As the church fills, these ambient noises may grow a bit louder, but there's no loud talking or laughing going on; occasionally when someone enters, a swirl of louder noise from those still in the vestibule may wash over the interior, but it's not prolonged. A baby's happy babbling or a child's inexpert attempts to whisper may be heard, but produce smiles, not grim or angry frowns, on the faces of nearby adults. Someone may begin to lead a rosary out loud, and there may be a few more rustles as rosaries are pulled from pockets and purses; after the rosary finishes, the organist may begin to play some music, or the choir may sing briefly for the last few minutes before Mass begins.
It's pretty obvious that this friendly silence is different from the "gathering space" banter, loud conversations, and chaos that pervades many churches prior to Sunday Mass. But it's also different from the kind of unfriendly silence I've occasionally encountered, and which I find just as off-putting, in its own way, as the gathering space gab-fest.
How is the unfriendly silence different? I think it's different in that it's not quite human. In a church where unfriendly silence is the rule, people find themselves tiptoeing into Mass so that the sound of one's Sunday shoes hitting the floor will not cause a wave of dirty looks from the already-gathered worshipers; the unfortunate squeak made by a kneeler or an elderly pew will cause heads to snap in the offender's direction and glares of ire to be sent forth by those so rudely pulled away from their contemplation of Heaven; and Heaven help you if your purse rustles or, the good Lord forbid, clanks when you set it on the floor! There is no permissible rustling at all; if the pages in one's missal stick together one had better just give up, rather than create the slightest noise trying to correct the problem, and if the rosary is led you'd better already have your rosary in hand when you enter the church, or else just use your fingers to count the prayers. A baby with the hiccups will be driven, along with his tearful mother, out of the church building by the angry stares flung their way; there will be no music until the Processional (and possibly not even then, because everyone knows that hymns and singing were an evil invention of Modernists); and if that tragedy of all tragedies, the kneeler slipping from one's hand to bump audibly on the floor when one attempts to set it down at the Canon, happens to one, one might wish to get a list of the parishioners from the parish secretary after Mass so one can write a personal letter of apology to every person in the parish, whether they happened to be at that particular Mass or not.

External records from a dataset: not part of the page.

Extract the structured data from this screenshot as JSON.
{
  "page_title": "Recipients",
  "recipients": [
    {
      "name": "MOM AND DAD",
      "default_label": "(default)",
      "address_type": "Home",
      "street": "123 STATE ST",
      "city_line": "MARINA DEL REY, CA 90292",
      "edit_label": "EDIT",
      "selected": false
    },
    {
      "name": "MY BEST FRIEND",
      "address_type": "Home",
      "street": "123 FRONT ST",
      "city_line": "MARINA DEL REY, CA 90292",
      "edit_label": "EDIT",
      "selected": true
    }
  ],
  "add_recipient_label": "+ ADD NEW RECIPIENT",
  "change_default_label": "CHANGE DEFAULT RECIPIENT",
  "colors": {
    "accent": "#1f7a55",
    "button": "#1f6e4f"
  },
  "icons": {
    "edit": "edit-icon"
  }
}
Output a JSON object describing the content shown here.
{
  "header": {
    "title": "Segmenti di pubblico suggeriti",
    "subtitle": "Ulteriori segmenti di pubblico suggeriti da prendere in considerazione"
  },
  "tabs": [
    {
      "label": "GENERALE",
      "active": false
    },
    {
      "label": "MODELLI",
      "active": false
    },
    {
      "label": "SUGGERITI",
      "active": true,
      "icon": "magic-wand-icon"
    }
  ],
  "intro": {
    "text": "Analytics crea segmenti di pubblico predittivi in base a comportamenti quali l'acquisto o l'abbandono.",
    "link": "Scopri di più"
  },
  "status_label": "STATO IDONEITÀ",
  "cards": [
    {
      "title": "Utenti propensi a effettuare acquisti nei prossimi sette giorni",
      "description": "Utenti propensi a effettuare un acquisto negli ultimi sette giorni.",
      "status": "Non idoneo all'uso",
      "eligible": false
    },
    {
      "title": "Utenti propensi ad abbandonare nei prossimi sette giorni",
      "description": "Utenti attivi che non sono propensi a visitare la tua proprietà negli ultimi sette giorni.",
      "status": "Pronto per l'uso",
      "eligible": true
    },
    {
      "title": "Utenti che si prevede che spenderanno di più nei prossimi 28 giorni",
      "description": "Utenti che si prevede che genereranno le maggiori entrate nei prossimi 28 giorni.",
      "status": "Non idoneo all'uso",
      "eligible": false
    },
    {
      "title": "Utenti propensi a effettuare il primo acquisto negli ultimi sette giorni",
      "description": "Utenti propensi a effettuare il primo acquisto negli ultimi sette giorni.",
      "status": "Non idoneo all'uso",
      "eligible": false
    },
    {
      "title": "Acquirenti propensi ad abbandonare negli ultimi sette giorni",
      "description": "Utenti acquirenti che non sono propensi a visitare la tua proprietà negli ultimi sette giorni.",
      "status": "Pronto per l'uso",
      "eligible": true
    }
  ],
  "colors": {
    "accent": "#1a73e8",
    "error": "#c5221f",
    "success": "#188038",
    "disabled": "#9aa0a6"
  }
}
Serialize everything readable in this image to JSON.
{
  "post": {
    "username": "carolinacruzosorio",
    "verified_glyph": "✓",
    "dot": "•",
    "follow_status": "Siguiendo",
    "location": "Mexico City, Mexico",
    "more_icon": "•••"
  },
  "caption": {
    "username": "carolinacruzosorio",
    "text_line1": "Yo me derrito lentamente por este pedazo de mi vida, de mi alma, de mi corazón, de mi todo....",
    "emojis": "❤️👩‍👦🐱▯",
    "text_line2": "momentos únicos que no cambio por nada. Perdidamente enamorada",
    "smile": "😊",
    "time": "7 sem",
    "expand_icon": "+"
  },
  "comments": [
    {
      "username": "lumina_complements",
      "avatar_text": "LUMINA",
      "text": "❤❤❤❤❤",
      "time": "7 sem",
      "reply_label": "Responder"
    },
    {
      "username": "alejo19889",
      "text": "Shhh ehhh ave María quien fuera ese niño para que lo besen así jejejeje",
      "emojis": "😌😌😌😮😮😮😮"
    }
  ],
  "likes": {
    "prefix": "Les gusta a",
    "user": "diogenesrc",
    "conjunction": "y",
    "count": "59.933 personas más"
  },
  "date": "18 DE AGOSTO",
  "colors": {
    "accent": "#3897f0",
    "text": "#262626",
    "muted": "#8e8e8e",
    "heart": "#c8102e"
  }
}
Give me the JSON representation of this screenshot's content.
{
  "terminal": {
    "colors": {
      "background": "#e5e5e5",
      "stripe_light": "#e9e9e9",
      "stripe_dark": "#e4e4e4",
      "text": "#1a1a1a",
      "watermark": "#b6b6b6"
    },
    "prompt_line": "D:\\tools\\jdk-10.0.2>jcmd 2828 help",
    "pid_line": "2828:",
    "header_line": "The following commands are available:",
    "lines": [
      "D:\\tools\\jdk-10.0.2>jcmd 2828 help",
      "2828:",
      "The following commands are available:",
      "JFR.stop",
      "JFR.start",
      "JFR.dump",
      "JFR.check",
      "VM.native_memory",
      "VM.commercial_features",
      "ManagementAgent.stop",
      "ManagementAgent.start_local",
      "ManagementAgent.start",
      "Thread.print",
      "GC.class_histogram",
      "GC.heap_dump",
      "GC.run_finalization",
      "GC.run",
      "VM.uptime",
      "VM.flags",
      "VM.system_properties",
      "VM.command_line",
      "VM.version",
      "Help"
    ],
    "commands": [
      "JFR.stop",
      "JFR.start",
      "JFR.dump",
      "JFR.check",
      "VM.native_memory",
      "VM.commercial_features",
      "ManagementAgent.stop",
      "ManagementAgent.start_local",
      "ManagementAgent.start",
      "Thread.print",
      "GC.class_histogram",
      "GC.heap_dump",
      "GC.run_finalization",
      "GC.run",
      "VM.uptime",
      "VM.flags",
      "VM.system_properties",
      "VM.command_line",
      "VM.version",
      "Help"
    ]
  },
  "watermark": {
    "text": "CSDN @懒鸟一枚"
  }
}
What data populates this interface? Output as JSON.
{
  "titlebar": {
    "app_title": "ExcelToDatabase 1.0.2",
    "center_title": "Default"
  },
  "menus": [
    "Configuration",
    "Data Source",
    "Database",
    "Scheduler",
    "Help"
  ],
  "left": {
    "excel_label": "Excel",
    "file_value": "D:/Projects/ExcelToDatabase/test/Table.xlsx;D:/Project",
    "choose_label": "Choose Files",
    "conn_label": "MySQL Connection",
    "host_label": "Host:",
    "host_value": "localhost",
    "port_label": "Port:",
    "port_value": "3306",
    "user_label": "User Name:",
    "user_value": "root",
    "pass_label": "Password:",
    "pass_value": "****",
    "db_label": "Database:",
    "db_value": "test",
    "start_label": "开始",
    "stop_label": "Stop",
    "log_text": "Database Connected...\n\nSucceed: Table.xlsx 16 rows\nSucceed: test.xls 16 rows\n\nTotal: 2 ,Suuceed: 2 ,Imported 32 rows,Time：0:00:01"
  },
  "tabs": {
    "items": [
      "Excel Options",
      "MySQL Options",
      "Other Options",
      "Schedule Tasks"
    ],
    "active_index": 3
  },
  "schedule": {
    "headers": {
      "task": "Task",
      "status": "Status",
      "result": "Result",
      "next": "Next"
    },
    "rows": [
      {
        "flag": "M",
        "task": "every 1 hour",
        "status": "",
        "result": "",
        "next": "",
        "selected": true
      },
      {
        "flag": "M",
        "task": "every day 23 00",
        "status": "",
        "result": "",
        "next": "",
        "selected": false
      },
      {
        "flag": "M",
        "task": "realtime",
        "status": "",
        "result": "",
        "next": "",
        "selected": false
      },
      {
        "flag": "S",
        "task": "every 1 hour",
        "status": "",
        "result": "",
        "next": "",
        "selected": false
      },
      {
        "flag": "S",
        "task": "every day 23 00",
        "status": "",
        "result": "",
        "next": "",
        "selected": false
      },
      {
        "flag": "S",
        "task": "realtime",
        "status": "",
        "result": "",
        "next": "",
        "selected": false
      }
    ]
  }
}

Like I said above, I prefer the "friendly silence" atmosphere, where people aren't shunned for, say, an errant cough or a dreaded cell-phone mistake (but where no one would dream of purposefully coughing to the point of distraction or actually answering a cell phone either). There are church atmospheres that are too casual, too chatty, too distracting, too centered on the congregation and on making them all feel special every single second of the Mass--but there are also church atmospheres that make the thought of Purgatory seem warm and inviting by comparison. The trick is to avoid either extreme.